Companies looking to find an option with a smaller footprint that does not require a lot of initial capital will sometimes turn to belt filters. Here, the wastewater slurry is dewatered between two moving belts under tension, running over and under several rollers.
However, similarly to centrifuges, operating costs are rather high as a significantly high dose of chemical flocculants is required to maintain operations. Belt wear can also happen rather quickly, requiring significant downtime and maintenance. It should be noted that the filtered cakes produced by the belt press are “spadable” and may need further processing before dry stacking.
As one of the oldest and most trusted pieces of dewatering equipment, filter presses are effective at solids removal. In a filter press, slurries are pumped in using a feeding pump, then pushed through chambers made out of filter plates.

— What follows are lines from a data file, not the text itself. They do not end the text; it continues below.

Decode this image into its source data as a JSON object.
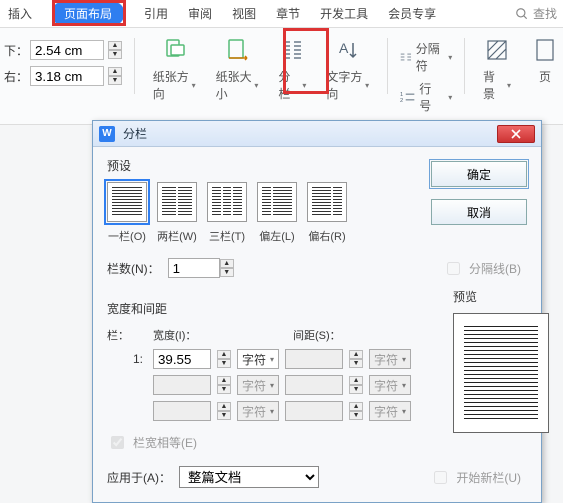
{
  "ribbon": {
    "tabs": [
      "插入",
      "页面布局",
      "引用",
      "审阅",
      "视图",
      "章节",
      "开发工具",
      "会员专享"
    ],
    "active": "页面布局",
    "search": "查找",
    "margin_top_label": "下：",
    "margin_top_value": "2.54 cm",
    "margin_right_label": "右：",
    "margin_right_value": "3.18 cm",
    "orientation": "纸张方向",
    "size": "纸张大小",
    "columns": "分栏",
    "textdir": "文字方向",
    "breaks": "分隔符",
    "linenum": "行号",
    "background": "背景",
    "page": "页"
  },
  "dialog": {
    "title": "分栏",
    "preset_label": "预设",
    "presets": [
      "一栏(O)",
      "两栏(W)",
      "三栏(T)",
      "偏左(L)",
      "偏右(R)"
    ],
    "ok": "确定",
    "cancel": "取消",
    "cols_label": "栏数(N)：",
    "cols_value": "1",
    "sep_label": "分隔线(B)",
    "ws_label": "宽度和间距",
    "col_head": "栏：",
    "width_head": "宽度(I)：",
    "spacing_head": "间距(S)：",
    "row1_idx": "1:",
    "row1_width": "39.55",
    "unit": "字符",
    "equal_label": "栏宽相等(E)",
    "preview_label": "预览",
    "apply_label": "应用于(A)：",
    "apply_value": "整篇文档",
    "newcol_label": "开始新栏(U)"
  }
}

Both low- and high-pressure filter presses are available for mining applications. Generally, high-pressure filtration is better, as low-pressure filter presses aren’t as efficient and require more complex designs to get the job done.
High-pressure Matec® filter presses available from ChemREADY represent a huge turning point in the water treatment market, offering better tailings management than ever before. These highly engineered filter presses use pressures of 16 to 21 bar to handle even the most difficult and hard to treat slurries.
Matec filter presses use significantly fewer chemical flocculants than other water treatment equipment and require less maintenance and upkeep to work properly. They also produce highly stable and stackable cakes for easy tailings discharge. Compared to other filter presses, Matec filter presses offer:
Here at ChemREADY, our team of experts can help you achieve better tailings management. By conducting a thorough analysis of your mining wastewater, we can help you find the perfect combination of chemicals and mechanical filtration means for your unique operation.
Typically, after using our specially formulated chemicals to treat wastewater to the perfect state for solids removal, we deploy a range of solutions from ultrafines recovery to water clarification. Then, with a large amount of the solids already separated, a filter press can finish off the dewatering process.
ChemREADY’s combination of chemical and mechanical solutions means one thing for your business – better mining wastewater treatment. Our unique solutions allow you to better manage your slurry or tailings ponds, or even eliminate them altogether.